Losman led the Las Vegas Locomotives to the UFL championship (Photo by Mark J. Rebilas, U.S. Presswire).
Former NFL First Rounder Signs with Oakland Raiders After Winning UFL Title
Oakland, Calif. (Saturday, December 26, 2009) – What defines a success story is left to the eye of the beholder, whether it’s a personal belief of achievement or accomplishment of an individual feat. Quarterback J.P. Losman, who signed with the Oakland Raiders earlier this month after leading the Las Vegas Locomotives to the inaugural United Football League championship, is one success story that will quickly be placed under the microscope of any beholder’s eye, much like the league he represented this past fall.
When the UFL launched earlier this year, many critics jumped at the opportunity to spit their negativity and criticism at why the league would fail, rather than voice their optimism in how great it is to have a viable supplement to the National Football League. Behind a solid executive crew, the UFL focused on its product and closed the door on the skepticism to provide a fantastic extension of the game of football to those who can view the sports world with a positive frame of mind. More importantly, the UFL provided a platform for a former NFL first round draft pick like Losman to get a second shot at lacing up his boots on Sundays once again.

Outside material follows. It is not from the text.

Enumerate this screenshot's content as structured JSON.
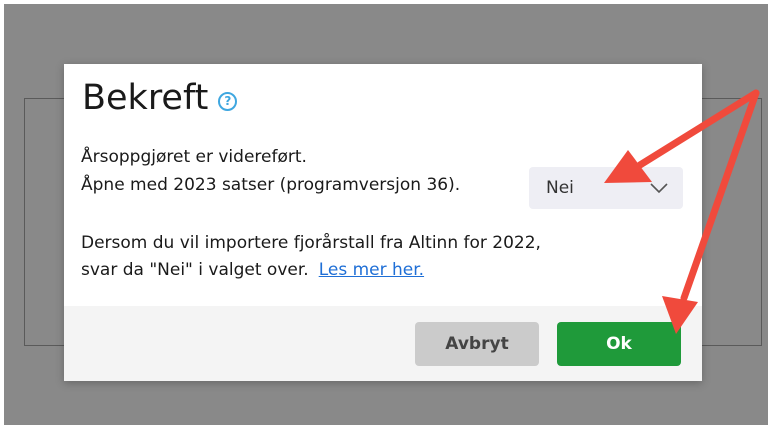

After a standout career at Tulane University, Losman was taken 22nd overall by the Buffalo Bills in the 2004 NFL Draft, symbolizing the intent of Buffalo brass to make him their signal caller of the future. He was the fourth quarterback taken in one of the best quarterback classes in league history, behind Eli Manning, Phillip Rivers and Ben Roethlisberger. After a freak accident in training camp that cost him most of his rookie campaign was followed by a shaky start to his sophomore season, Losman fought his way to the top of the depth chart prior to the start of his third year in the league. He started all 16 games for the Bills that season, setting a new franchise record with a 62.5 completion percentage.
In the 2007 NFL Draft, Buffalo selected Stanford quarterback Trent Edwards in the third round but insisted Losman was still their guy. The Venice native remained under center when the Bills kicked off the season, but a late hit to his knee in a third week contest against the New England Patriots would eventually lead to Edwards taking over in Buffalo. After spending most of the following year on the sidelines behind Edwards, Losman appeared to be at the end of chasing an NFL dream until the UFL presented him with a second shot.
Under the tutelage of Locomotive head coach and former NFL shot caller Jim Fassel, Losman threw for 1386 yards and nine touchdowns with only two interceptions in the six-game premiere season of the UFL. Fassel worked diligently with Losman throughout the year on his mechanics, mindset and ability to read the field, something that has paid major dividends to his development as a quarterback.
"J.P. is a solid guy and talented quarterback," Fassel recently said in an interview with NFL Fanhouse regarding Losman’s return to the NFL. "He is certainly battle-tested. Most of all, though, I'm very impressed with his work ethic, desire to be good and (the hard) work at his trade to be better."
While those same critics mentioned earlier will now jump back into the conversation to spray their unneeded negativity when it comes to whether or not Losman getting a back-up role equates to a success story for the UFL, it is unquestionably proof of success for the UFL. Losman was a quarterback left for dead by the NFL, and the UFL gave him an opportunity to grow under a former NFL head coach and show that he still knows how to play the game. While he may be a back-up today, he will likely get another opportunity to start once again. Before the UFL came along, players such as Losman would never have that chance.
Those with a negative mindset will likely never see the UFL in a positive mindset, and quite frankly, those of us who hope to see the UFL continue its growth don’t hear them anyway. Success is defined in the eye of the beholder, and it’s hard to see something as successful when you look at it with your eyes closed.